In 1913, Luigi and Catharine (Kat a reen a) Chiodo (Key o doe) were wed in Hickory, on the Queen Creek, in Pennsylvania. Luigi was 26 years old and Catharine was 16. This black iron pan was one of their gifts. They had eight children, four and four, and were married almost 70 years. In those days, Papa built narrow railroads to move raw lumber from the forest to the main line. Nana cared for the home. When the trees were all gone, they tore up the track, tore down the lumber camp, and moved to another part of the forest, all for $1.00 an hour. Papa was a foreman.

When I was young, Nana would not cook with that iron pan over electric heat. She kept a gas stove in the basement. That pan fried pork chops for Papa at 5 AM. The whole house would fill with the aroma … what a way to wake up!

On Christmas Eve, the aromas of frying in deep oil rose up through the furnace ducts to fill every room with the smells of holiday meatballs, frying on one side and then the other before they went into the sauce. Also, crisp dough with sugar every Christmas was a favorite.

Every Easter morning, fried mortadella, onions, eggs and cheese for breakfast before Mass were to die for!

In summer, Papa grew peppers hot and sweet and Nana packed them. Every home should smell of fried peppers one week a year!

I also remember sausage, peppers, and potatoes being cooked over an open fire along the Queen Creek when we would go on a picnic. Catching trout and frying them in that old pan was also amazing.

I remember that pan preparing fried eggplant, Parma ham and fried tomatoes over penne. Leftover spaghetti pie, baked in the oven, then brought to the table in Nana’s old pan. Roasted garlic by the bulb or clove on canning day was like Italian “Chanel Nº 5.” We all loved it!

Except for my father, Frank, 78, the baby of their family, the Chiodos are all gone now: Luigi and Catharine, and their children Clara, John, Sylvio, Elane, Vickie, Anna, and Dan. May they rest in peace.

So with this pan I give you history. I give you tradition.

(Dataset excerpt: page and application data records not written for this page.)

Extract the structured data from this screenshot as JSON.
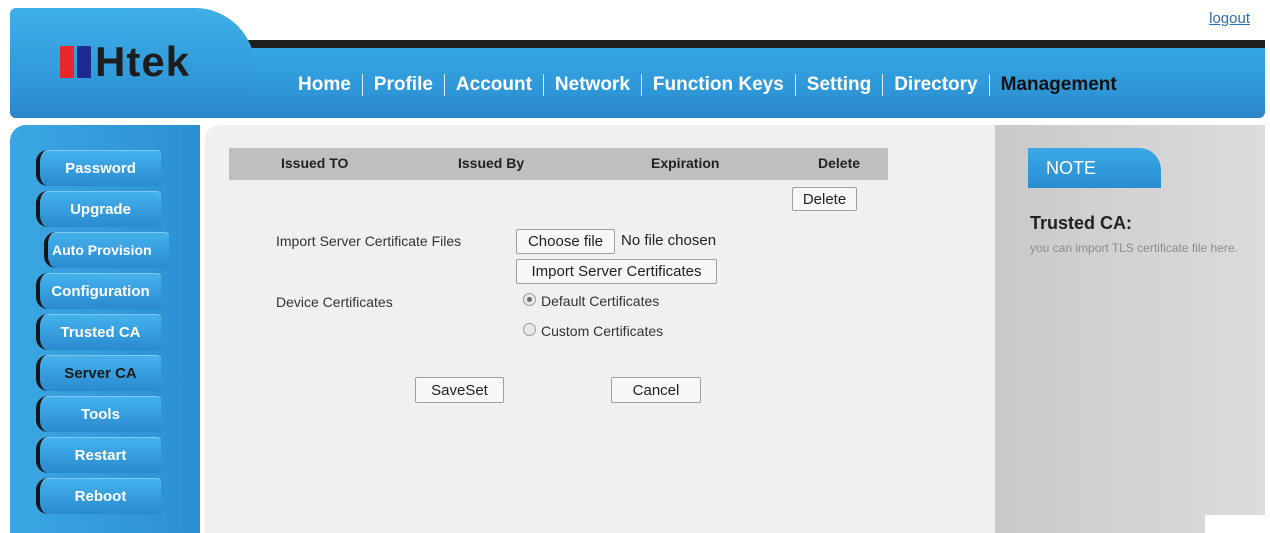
{
  "header": {
    "logout_label": "logout",
    "logo_text": "Htek",
    "nav": [
      {
        "label": "Home"
      },
      {
        "label": "Profile"
      },
      {
        "label": "Account"
      },
      {
        "label": "Network"
      },
      {
        "label": "Function Keys"
      },
      {
        "label": "Setting"
      },
      {
        "label": "Directory"
      },
      {
        "label": "Management",
        "active": true
      }
    ]
  },
  "sidebar": {
    "items": [
      {
        "label": "Password"
      },
      {
        "label": "Upgrade"
      },
      {
        "label": "Auto Provision"
      },
      {
        "label": "Configuration"
      },
      {
        "label": "Trusted CA"
      },
      {
        "label": "Server CA"
      },
      {
        "label": "Tools"
      },
      {
        "label": "Restart"
      },
      {
        "label": "Reboot"
      }
    ]
  },
  "main": {
    "table": {
      "columns": [
        "Issued TO",
        "Issued By",
        "Expiration",
        "Delete"
      ],
      "delete_button": "Delete"
    },
    "import_label": "Import Server Certificate Files",
    "choose_file_button": "Choose file",
    "file_status": "No file chosen",
    "import_button": "Import Server Certificates",
    "device_cert_label": "Device Certificates",
    "radio_options": [
      {
        "label": "Default Certificates",
        "checked": true
      },
      {
        "label": "Custom Certificates",
        "checked": false
      }
    ],
    "save_button": "SaveSet",
    "cancel_button": "Cancel"
  },
  "note": {
    "tab_label": "NOTE",
    "title": "Trusted CA:",
    "text": "you can import TLS certificate file here."
  },
  "colors": {
    "brand_blue": "#2f97d8",
    "logo_red": "#e8282b",
    "logo_navy": "#1d2a8f"
  }
}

I give you the legacy of a piece of iron which is worthless as scrap but priceless in the family stories it could tell, the hardships it has seen, the love it has passed across an old wooden table. It has provided thousands of pounds of food to fill hundreds of souls. Whenever you cook with it, their memory lives on! Cook well!